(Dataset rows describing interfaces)
***

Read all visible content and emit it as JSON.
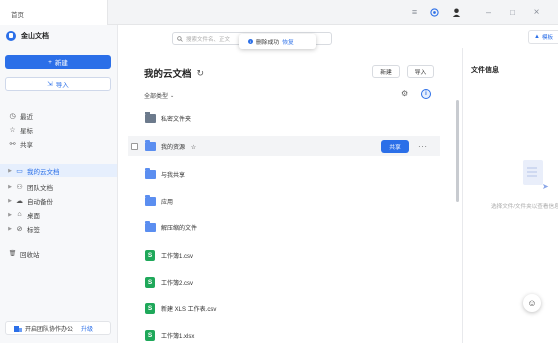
{
  "window": {
    "tab_label": "首页",
    "controls": {
      "menu_icon": "≡",
      "minimize": "–",
      "maximize": "□",
      "close": "×"
    }
  },
  "sidebar": {
    "brand": "金山文档",
    "new_label": "新建",
    "import_label": "导入",
    "items": [
      {
        "label": "最近",
        "icon": "clock-icon",
        "glyph": "◷"
      },
      {
        "label": "星标",
        "icon": "star-icon",
        "glyph": "☆"
      },
      {
        "label": "共享",
        "icon": "share-icon",
        "glyph": "⚯"
      },
      {
        "label": "我的云文档",
        "icon": "cloud-doc-icon",
        "glyph": "▭",
        "active": true
      },
      {
        "label": "团队文档",
        "icon": "team-icon",
        "glyph": "⚇"
      },
      {
        "label": "自动备份",
        "icon": "backup-icon",
        "glyph": "☁"
      },
      {
        "label": "桌面",
        "icon": "desktop-icon",
        "glyph": "⌂"
      },
      {
        "label": "标签",
        "icon": "tag-icon",
        "glyph": "⊘"
      },
      {
        "label": "回收站",
        "icon": "trash-icon",
        "glyph": "🗑"
      }
    ],
    "footer_text": "开启团队协作办公",
    "footer_link": "升级"
  },
  "search": {
    "placeholder": "搜索文件名、正文"
  },
  "toast": {
    "message": "删除成功",
    "action": "恢复"
  },
  "header_right_btn": "模板",
  "main": {
    "title": "我的云文档",
    "new_btn": "新建",
    "import_btn": "导入",
    "filter_label": "全部类型",
    "rows": [
      {
        "name": "私密文件夹",
        "type": "folder-grey"
      },
      {
        "name": "我的资源",
        "type": "folder",
        "star": "☆",
        "hover": true,
        "share_label": "共享"
      },
      {
        "name": "与我共享",
        "type": "folder"
      },
      {
        "name": "应用",
        "type": "folder"
      },
      {
        "name": "解压缩的文件",
        "type": "folder"
      },
      {
        "name": "工作簿1.csv",
        "type": "sheet",
        "glyph": "S"
      },
      {
        "name": "工作簿2.csv",
        "type": "sheet",
        "glyph": "S"
      },
      {
        "name": "新建 XLS 工作表.csv",
        "type": "sheet",
        "glyph": "S"
      },
      {
        "name": "工作簿1.xlsx",
        "type": "sheet",
        "glyph": "S"
      }
    ]
  },
  "right_panel": {
    "title": "文件信息",
    "empty_text": "选择文件/文件夹以查看信息"
  },
  "colors": {
    "accent": "#2b6fe8",
    "sheet": "#1fa85a"
  }
}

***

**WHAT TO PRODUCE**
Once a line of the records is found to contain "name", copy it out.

**EXERCISE RESULT**
        "name": "私密文件夹",
        "name": "我的资源",
        "name": "与我共享",
        "name": "应用",
        "name": "解压缩的文件",
        "name": "工作簿1.csv",
        "name": "工作簿2.csv",
        "name": "新建 XLS 工作表.csv",
        "name": "工作簿1.xlsx",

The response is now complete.